Eatery offers glimpse of home
On my first day in 10th grade biology, my classmates and I were introduced to a new teacher, Mr. Smith.
Mr. Smith was from Buffalo, New York, and it was clear with the first words he spoke to us he hadn’t spent much time in the South. Especially the piedmont on North Carolina.
“Good morning class!” Mr. Smith shouted with his thick, booming Buffalo accent. “I went all the way last night!”
The class of about 40 students just sort of sat there, jaws agape, trying to decide whether to laugh or run away. Before we could come to a consensus, Mr. Smith began to elaborate.
“I had dinner at What-A-Burger for the first time,” he explained. “I went all the way!”
We immediately knew that rather than sharing some inappropriate details of his personal life to teenagers, Mr. Smith was just telling us what he had for dinner – a burger with chili, mustard, cole slaw and onions.
In my hometown, What-A-Burger (pronounced Water Burger) is the equivalent of a Shake Shoppe or sit-down L&J’s. It’s nothing fancy, but if you’re craving a good burger, hot dog or barbecue sandwich, that’s where the locals go.
Mr. Smith explained to us that he had never heard the phrase “all the way” in reference to food. It never occurred to me that phrase might sound strange to someone who wasn’t from the area.
I was reminded of this story when Cook-Out opened in Huntington this past week.
I had heard over the summer construction had started on a new restaurant in Huntington, but when I found out which restaurant, I was elated to say the least.
Cook-Out is drive-thru-style burger joint headquartered in North Carolina. They have restaurants all over the state and have started to expand. The Huntington location is the first in West Virginia and, unlike many of the locations around my hometown, there is indoor seating.
So, if you want to get a Carolina-style burger or hot dog all-the-way, or some North Carolina-style barbecue with a fountain Cheerwine to wash it down, head to the Cook-Out on Fifth Avenue.
I also started to think more about some of the phrases I grew up hearing and saying, or just some of the silly ways my neck of the woods differs from the Tri-State and other northern locales.
One that quickly comes to mind, especially this time of year, is southerns’ reaction to snow.
You’ve probably seen a few Internet memes poking fun at us. A photo of a northern city blanketed in several feet of snow and a person scraping off their car so they can get to work juxtaposed with a photo of a southern town, no snow on the ground with a caption that reads, “Threat of snow. School canceled.”
That’s pretty funny, right? But I’m here to tell you that’s not an exaggeration at all.
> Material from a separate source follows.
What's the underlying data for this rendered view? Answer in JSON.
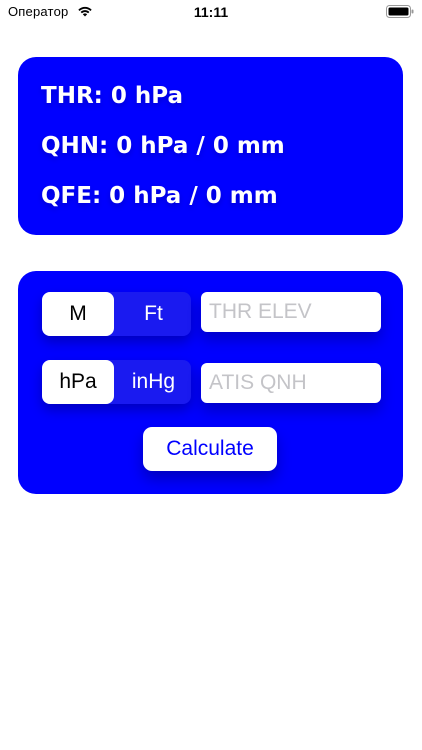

A few snow flakes fall from the sky and people rush to the grocery store for bread and milk.
The first winter I lived in Ashland, I remember how peculiar it was to be able to actually buy bread and milk while there was snow on the ground.
Down south, depending on your age, nearly every soda is called Coke. And it’s definitely never called pop. Even Pepsi is called Coke. Don’t ask me why.
“Bless your heart,” is another phrase that tends to mean something different if it’s coming from a southerner. It sounds sweet enough, but what it really means is, “Oh, get over it,” or “You’re not very bright, are you?”
Something I’ve noticed from living here is the difference in using phrases like, “I don’t care to,” or some derivation.
When I was a child, if I hear my grandmother say she “didn’t care” for something, that meant she didn’t want it or didn’t want to do something.
Around here, people use that to mean they “wouldn’t mind.”
That’s caused a bit of confusion on my part some time.
It’s amazing how people living in different towns and states and regions have their own languages and rituals that make them unique.
I’m proud to have kept many of the ones I grew up with and I’ve already begun to pick up some new ones from y’all. (I’ll never get rid of that one.)
About a year ago, the New York Times released an online dialect quiz that claimed it could peg where a person was from by asking basic questions about regional words and phrases. I took it and it really pegged me, almost exactly.
It was a fun quiz and if you’re interested in taking it, just Google New York Times dialect quiz. I’d be interested in hearing your results.
Seriously, go eat at Cook-Out.
Michelle Goodman is the news editor at The Tribune. To reach her, call 740-532-1441 ext. 12 or by email at firstname.lastname@example.org.